2009 Student of the Year

Sean Barbeau 2008 NCTR Student of the YearSean Barbeau – 2009 Student of the Year

NCTR is very proud to select Sean Barbeau as its 2009 Student of the Year. Sean is pursuing a Masters degree in Computer Science and Ph.D. in computer science and engineering at USF and retains a 4.0 GPA in his course work. He is also a member of the research faculty, and has served as the Principle Investigator (PI) or co-PI on a number of NCTR projects during 2008 that focused on innovative uses of Global Positioning System (GPS)-enabled cell phones in order to solve transportation problems. These projects include “Testing the Impact of Personalized Feedback on Household Travel Behavior (TRAC-IT Phase 2),” “Smart Phone Application to Influence Travel Behavior (TRAC-IT Phase 3),” “Enhancing Transit Safety and Security through Wireless Detection and Communication Technologies,” and “Travel Assistant Device (TAD) to Aid Transit Riders with Special Needs.”
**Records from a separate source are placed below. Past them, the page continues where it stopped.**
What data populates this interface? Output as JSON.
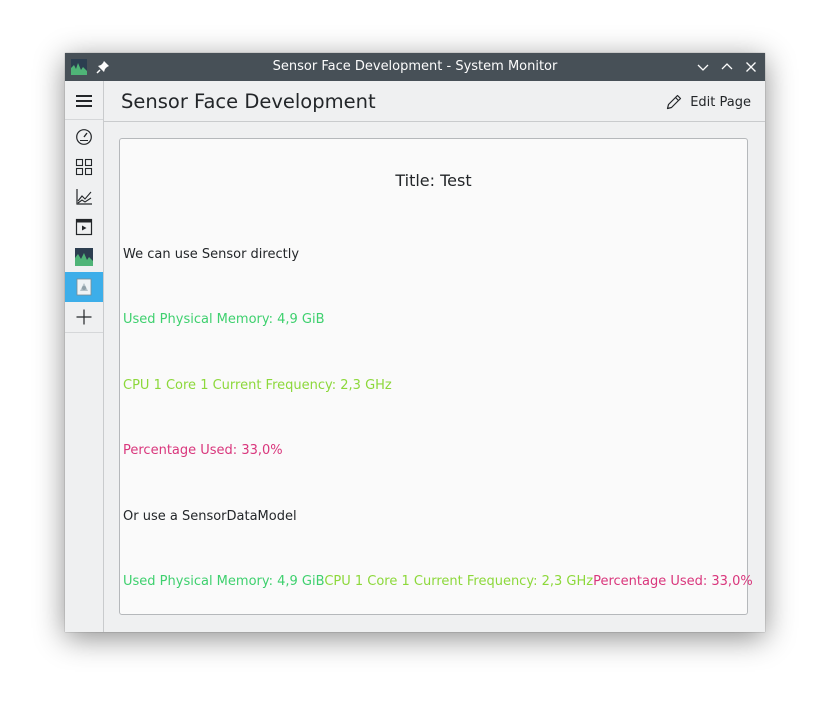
{
  "window": {
    "title": "Sensor Face Development - System Monitor"
  },
  "header": {
    "page_title": "Sensor Face Development",
    "edit_label": "Edit Page"
  },
  "sidebar": {
    "items": [
      {
        "icon": "hamburger-menu-icon"
      },
      {
        "icon": "speedometer-icon"
      },
      {
        "icon": "grid-icon"
      },
      {
        "icon": "line-chart-icon"
      },
      {
        "icon": "application-window-icon"
      },
      {
        "icon": "system-monitor-graph-icon"
      },
      {
        "icon": "document-page-icon",
        "active": true
      },
      {
        "icon": "plus-icon"
      }
    ]
  },
  "face": {
    "title": "Title: Test",
    "intro_direct": "We can use Sensor directly",
    "memory": "Used Physical Memory: 4,9 GiB",
    "cpu": "CPU 1 Core 1 Current Frequency: 2,3 GHz",
    "percent": "Percentage Used: 33,0%",
    "intro_model": "Or use a SensorDataModel",
    "row": {
      "memory": "Used Physical Memory: 4,9 GiB",
      "cpu": "CPU 1 Core 1 Current Frequency: 2,3 GHz",
      "percent": "Percentage Used: 33,0%"
    }
  },
  "colors": {
    "titlebar": "#475057",
    "accent": "#3daee9",
    "memory": "#3ed06e",
    "cpu": "#8cd83a",
    "percent": "#d9367c"
  }
}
Sean’s duties includes the research and development of location-aware cell phone technology, the supervision of six undergraduate and graduate Computer Science students on software engineering project tasks, management of intellectual property produced by the projects, managing the information technology infrastructure for the projects, and maintaining an ongoing relationship with cell phone device and service industry partners. He is a co-founding faculty member of the USF Location-Aware Information Systems Laboratory (LAISL).

Sean’s contributions to the NCTR projects has been nationally and internationally recognized in 2008 with seven peer-reviewed papers & presentations for a variety of organizations, including the 15th World Congress on Intelligent Transportation Systems, Computer Communications magazine, and UBICOMM 2008 – The Second International Conference on Mobile Ubiquitous Computing, Systems, Services, and Technologies in Valencia, Spain. The “Travel Assistant Device (TAD)” project, aimed to increase the independence and quality of life for special-needs transit riders, continues to receive particular attention and has been recognized in the 2008 TCRP Synthesis 73 – AVL System for Bus Transit: Update, the Microsoft Research Workshop on Intelligent Systems for Assisted Cognition, as well as the local print and broadcast media.

Sean was also a co-recipient of USF’s 2008 Excellence in Innovation Award for the work performed on the NCTR projects along with the other four faculty members of LAISL. In 2008, he had one copyright issued and five patents filed on location-aware technology produced under the NCTR projects. He also continues to serve as a member of the “Java Specification Request (JSR) 293: Location API v2.0” international expert group that is responsible for defining the next-generation software standard for Java Micro Edition (Java ME) for mobile phones.

NCTR appreciates Sean’s dedication to excellence and innovation, and looks forward to his continued contributions to the world of public transportation.